(Items listed in a dataset)
========

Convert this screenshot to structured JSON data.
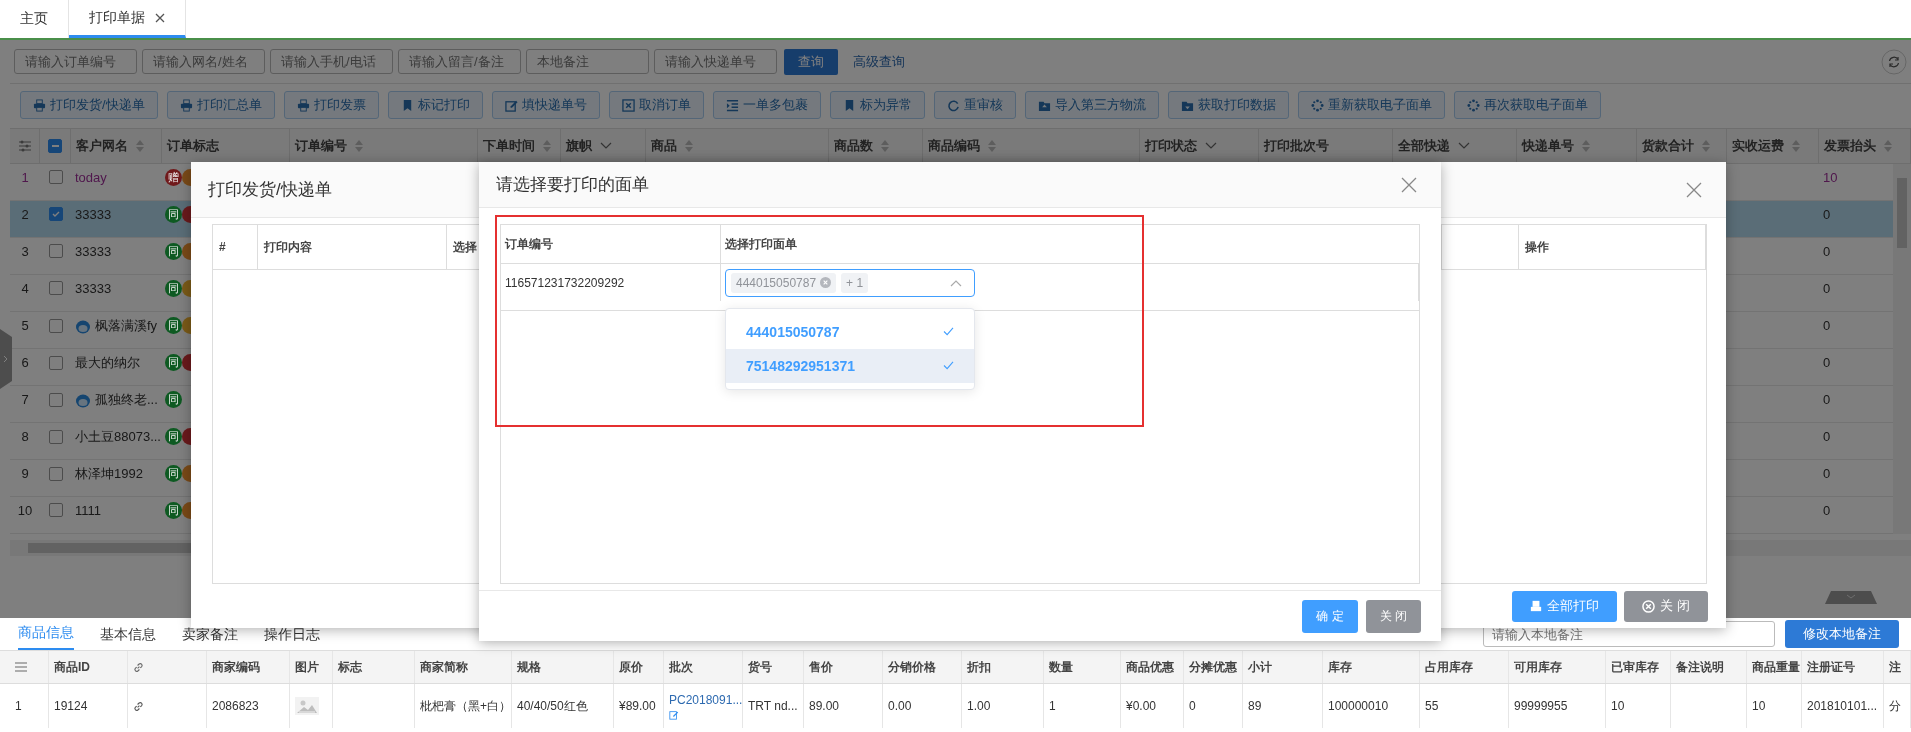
{
  "tabs": [
    {
      "label": "主页",
      "selected": false,
      "closable": false
    },
    {
      "label": "打印单据",
      "selected": true,
      "closable": true
    }
  ],
  "search": {
    "fields": [
      {
        "placeholder": "请输入订单编号"
      },
      {
        "placeholder": "请输入网名/姓名"
      },
      {
        "placeholder": "请输入手机/电话"
      },
      {
        "placeholder": "请输入留言/备注"
      },
      {
        "placeholder": "本地备注"
      },
      {
        "placeholder": "请输入快递单号"
      }
    ],
    "button": "查询",
    "link": "高级查询"
  },
  "toolbar": [
    {
      "label": "打印发货/快递单",
      "kind": "printer"
    },
    {
      "label": "打印汇总单",
      "kind": "printer"
    },
    {
      "label": "打印发票",
      "kind": "printer"
    },
    {
      "label": "标记打印",
      "kind": "bookmark"
    },
    {
      "label": "填快递单号",
      "kind": "edit"
    },
    {
      "label": "取消订单",
      "kind": "cancel"
    },
    {
      "label": "一单多包裹",
      "kind": "indent"
    },
    {
      "label": "标为异常",
      "kind": "bookmark"
    },
    {
      "label": "重审核",
      "kind": "refresh"
    },
    {
      "label": "导入第三方物流",
      "kind": "folder-up"
    },
    {
      "label": "获取打印数据",
      "kind": "folder-down"
    },
    {
      "label": "重新获取电子面单",
      "kind": "spinner"
    },
    {
      "label": "再次获取电子面单",
      "kind": "spinner"
    }
  ],
  "orders": {
    "select_all_indeterminate": true,
    "columns": [
      {
        "label": "客户网名",
        "kind": "sort"
      },
      {
        "label": "订单标志",
        "kind": "plain"
      },
      {
        "label": "订单编号",
        "kind": "sort"
      },
      {
        "label": "下单时间",
        "kind": "sort"
      },
      {
        "label": "旗帜",
        "kind": "filter"
      },
      {
        "label": "商品",
        "kind": "sort"
      },
      {
        "label": "商品数",
        "kind": "sort"
      },
      {
        "label": "商品编码",
        "kind": "sort"
      },
      {
        "label": "打印状态",
        "kind": "filter"
      },
      {
        "label": "打印批次号",
        "kind": "plain"
      },
      {
        "label": "全部快递",
        "kind": "filter"
      },
      {
        "label": "快递单号",
        "kind": "sort"
      },
      {
        "label": "货款合计",
        "kind": "sort"
      },
      {
        "label": "实收运费",
        "kind": "sort"
      },
      {
        "label": "发票抬头",
        "kind": "sort"
      }
    ],
    "rows": [
      {
        "index": "1",
        "checked": false,
        "selected": false,
        "highlighted": true,
        "name": "today",
        "avatar": false,
        "flags": [
          {
            "text": "赠",
            "color": "#701a1c"
          },
          {
            "color": "#7a4a18"
          }
        ],
        "freight": "10"
      },
      {
        "index": "2",
        "checked": true,
        "selected": true,
        "highlighted": false,
        "name": "33333",
        "avatar": false,
        "flags": [
          {
            "text": "同",
            "color": "#0e5a22"
          },
          {
            "color": "#6a1a1c"
          }
        ],
        "freight": "0"
      },
      {
        "index": "3",
        "checked": false,
        "selected": false,
        "highlighted": false,
        "name": "33333",
        "avatar": false,
        "flags": [
          {
            "text": "同",
            "color": "#0e5a22"
          },
          {
            "color": "#7a4a18"
          }
        ],
        "freight": "0"
      },
      {
        "index": "4",
        "checked": false,
        "selected": false,
        "highlighted": false,
        "name": "33333",
        "avatar": false,
        "flags": [
          {
            "text": "同",
            "color": "#0e5a22"
          },
          {
            "color": "#7a5a18"
          }
        ],
        "freight": "0"
      },
      {
        "index": "5",
        "checked": false,
        "selected": false,
        "highlighted": false,
        "name": "枫落满溪fy",
        "avatar": true,
        "flags": [
          {
            "text": "同",
            "color": "#0e5a22"
          },
          {
            "color": "#7a5a18"
          }
        ],
        "freight": "0"
      },
      {
        "index": "6",
        "checked": false,
        "selected": false,
        "highlighted": false,
        "name": "最大的纳尔",
        "avatar": false,
        "flags": [
          {
            "text": "同",
            "color": "#0e5a22"
          },
          {
            "color": "#6a1a1c"
          }
        ],
        "freight": "0"
      },
      {
        "index": "7",
        "checked": false,
        "selected": false,
        "highlighted": false,
        "name": "孤独终老...",
        "avatar": true,
        "flags": [
          {
            "text": "同",
            "color": "#0e5a22"
          }
        ],
        "freight": "0"
      },
      {
        "index": "8",
        "checked": false,
        "selected": false,
        "highlighted": false,
        "name": "小土豆88073...",
        "avatar": false,
        "flags": [
          {
            "text": "同",
            "color": "#0e5a22"
          },
          {
            "color": "#6a1a1c"
          }
        ],
        "freight": "0"
      },
      {
        "index": "9",
        "checked": false,
        "selected": false,
        "highlighted": false,
        "name": "林泽坤1992",
        "avatar": false,
        "flags": [
          {
            "text": "同",
            "color": "#0e5a22"
          },
          {
            "color": "#7a4a18"
          }
        ],
        "freight": "0"
      },
      {
        "index": "10",
        "checked": false,
        "selected": false,
        "highlighted": false,
        "name": "1111",
        "avatar": false,
        "flags": [
          {
            "text": "同",
            "color": "#0e5a22"
          },
          {
            "color": "#7a4a18"
          }
        ],
        "freight": "0"
      }
    ]
  },
  "print_dialog": {
    "title": "打印发货/快递单",
    "columns": [
      "#",
      "打印内容",
      "选择",
      "操作"
    ],
    "buttons": [
      {
        "label": "全部打印",
        "kind": "primary"
      },
      {
        "label": "关 闭",
        "kind": "secondary"
      }
    ]
  },
  "waybill_dialog": {
    "title": "请选择要打印的面单",
    "columns": [
      "订单编号",
      "选择打印面单"
    ],
    "order_no": "116571231732209292",
    "tags": [
      {
        "text": "444015050787",
        "closable": true
      },
      {
        "text": "+ 1",
        "closable": false
      }
    ],
    "open": true,
    "options": [
      {
        "text": "444015050787",
        "selected": true,
        "hovered": false
      },
      {
        "text": "75148292951371",
        "selected": true,
        "hovered": true
      }
    ],
    "buttons": [
      {
        "label": "确 定",
        "kind": "primary"
      },
      {
        "label": "关 闭",
        "kind": "secondary"
      }
    ]
  },
  "detail": {
    "tabs": [
      {
        "label": "商品信息",
        "selected": true
      },
      {
        "label": "基本信息",
        "selected": false
      },
      {
        "label": "卖家备注",
        "selected": false
      },
      {
        "label": "操作日志",
        "selected": false
      }
    ],
    "note": {
      "placeholder": "请输入本地备注"
    },
    "note_button": "修改本地备注",
    "columns": [
      {
        "kind": "menu"
      },
      {
        "kind": "text",
        "label": "商品ID"
      },
      {
        "kind": "link"
      },
      {
        "kind": "text",
        "label": "商家编码"
      },
      {
        "kind": "text",
        "label": "图片"
      },
      {
        "kind": "text",
        "label": "标志"
      },
      {
        "kind": "text",
        "label": "商家简称"
      },
      {
        "kind": "text",
        "label": "规格"
      },
      {
        "kind": "text",
        "label": "原价"
      },
      {
        "kind": "text",
        "label": "批次"
      },
      {
        "kind": "text",
        "label": "货号"
      },
      {
        "kind": "text",
        "label": "售价"
      },
      {
        "kind": "text",
        "label": "分销价格"
      },
      {
        "kind": "text",
        "label": "折扣"
      },
      {
        "kind": "text",
        "label": "数量"
      },
      {
        "kind": "text",
        "label": "商品优惠"
      },
      {
        "kind": "text",
        "label": "分摊优惠"
      },
      {
        "kind": "text",
        "label": "小计"
      },
      {
        "kind": "text",
        "label": "库存"
      },
      {
        "kind": "text",
        "label": "占用库存"
      },
      {
        "kind": "text",
        "label": "可用库存"
      },
      {
        "kind": "text",
        "label": "已审库存"
      },
      {
        "kind": "text",
        "label": "备注说明"
      },
      {
        "kind": "text",
        "label": "商品重量"
      },
      {
        "kind": "text",
        "label": "注册证号"
      },
      {
        "kind": "text",
        "label": "注"
      }
    ],
    "rows": [
      {
        "cells": [
          {
            "kind": "text",
            "text": "1"
          },
          {
            "kind": "text",
            "text": "19124"
          },
          {
            "kind": "link"
          },
          {
            "kind": "text",
            "text": "2086823"
          },
          {
            "kind": "picture"
          },
          {
            "kind": "empty"
          },
          {
            "kind": "text",
            "text": "枇杷膏（黑+白）"
          },
          {
            "kind": "text",
            "text": "40/40/50红色"
          },
          {
            "kind": "text",
            "text": "¥89.00"
          },
          {
            "kind": "batch",
            "text": "PC2018091..."
          },
          {
            "kind": "text",
            "text": "TRT nd..."
          },
          {
            "kind": "text",
            "text": "89.00"
          },
          {
            "kind": "text",
            "text": "0.00"
          },
          {
            "kind": "text",
            "text": "1.00"
          },
          {
            "kind": "text",
            "text": "1"
          },
          {
            "kind": "text",
            "text": "¥0.00"
          },
          {
            "kind": "text",
            "text": "0"
          },
          {
            "kind": "text",
            "text": "89"
          },
          {
            "kind": "text",
            "text": "100000010"
          },
          {
            "kind": "text",
            "text": "55"
          },
          {
            "kind": "text",
            "text": "99999955"
          },
          {
            "kind": "text",
            "text": "10"
          },
          {
            "kind": "empty"
          },
          {
            "kind": "text",
            "text": "10"
          },
          {
            "kind": "text",
            "text": "201810101..."
          },
          {
            "kind": "text",
            "text": "分"
          }
        ]
      }
    ]
  }
}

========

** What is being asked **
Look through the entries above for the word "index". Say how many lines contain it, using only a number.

** Answer to the exercise **
10